The height of this style of thinking lies in the expression learn to code. Learn to code has been shouted at everyone who’s suffered in the job market for decades. “Hey, if you wanted financial security, you should have just learned to code!” But there are some glaring problems here. First, not everybody is going to be good at coding. All human beings have skills and abilities, but not all human beings have the same skills and abilities. Learn to code and the broader genre of blaming people for their job prospects depend upon the false notion that everyone is equally gifted in remunerative skills like programming. More to the point, even the mighty computer-science degree is not immune to the forces of industry contraction and fierce competition. Major technology firms have made huge job cuts in the face of rising interest rates and shrinking pools of loose cash, and the number of computer-science majors has grown substantially in the past decade. A New York Times article from December of last year laid out the inevitable consequences: an increasingly difficult job market for recent graduates.

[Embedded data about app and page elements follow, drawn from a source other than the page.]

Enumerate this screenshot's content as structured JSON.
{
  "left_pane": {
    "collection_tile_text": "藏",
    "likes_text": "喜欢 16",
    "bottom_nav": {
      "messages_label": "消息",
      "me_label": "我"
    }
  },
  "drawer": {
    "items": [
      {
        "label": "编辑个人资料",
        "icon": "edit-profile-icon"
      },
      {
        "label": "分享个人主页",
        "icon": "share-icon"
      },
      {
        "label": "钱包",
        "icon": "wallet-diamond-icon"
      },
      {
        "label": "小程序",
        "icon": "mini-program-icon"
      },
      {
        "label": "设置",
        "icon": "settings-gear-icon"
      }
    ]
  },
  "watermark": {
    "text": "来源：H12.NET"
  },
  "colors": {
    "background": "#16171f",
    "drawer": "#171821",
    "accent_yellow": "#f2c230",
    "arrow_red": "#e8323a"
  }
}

Again, the point is not that computer science is suddenly a bad field to be in. The point is that programming, like all skills, is subject to the simple constraints of supply and demand, and thus the practicality of studying the major is a moving target.
I have a Ph.D., where I studied assessment of learning and education policy. I’ve been active in political and policy discussion of education for years. I’ve written about education for major publications. My first book was all about education and meritocracy, with a particular focus on the role of college in our socioeconomic system. I’ve done higher-education policy work for think tanks like the New America Foundation. And I have never — never — found a consistent and coherent definition of a “practical major,” anywhere. The meaning of the term floats around depending on the whims of the person using it, and those whims are usually dependent on mockery. The entire concept seems to exist simply to serve as an instrument to blame people for their own economic misfortune. In the years following the financial crisis and recession of 2009, it was common to hear people complain that the bad labor market was a reflection of the poor academic choices of 18- and 19-year-olds. Which is lunacy! We had just seen the global economy crushed by the machinations of a few thousand bankers. But the urge to blame people for their own financial misfortune was just that strong.
Some will say that a practical major is one that gives you the best opportunity for secure employment. Setting aside the fact that life spent in singular pursuit of money is soul-deadening, this strikes me as great advice for people in late adolescence who are in possession of a time machine. For the rest of us, perhaps we should build a society where the educational path chosen early in life is less consequential for lifetime economic security, and where we’re all more free to study what we actually care about.
The wisdom of that approach may have recently grown more obvious, as there’s a chance that the working world will change considerably once again. I’m something of a skeptic about the degree to which machine learning–derived AI systems will change the world. But either way, their rapid development and expansion, and the potential attendant effects on the labor market, should make it clear: Technology can change the economy faster than any person can reasonably be expected to keep up with. Nobody knows for sure which fields might be disrupted by AI, which skills rendered unmarketable. But if the effects are as big as some predict, a lot of people are suddenly going to find their once-practical path has become fraught and unsustainable. The question is, are we callous enough to blame them for it?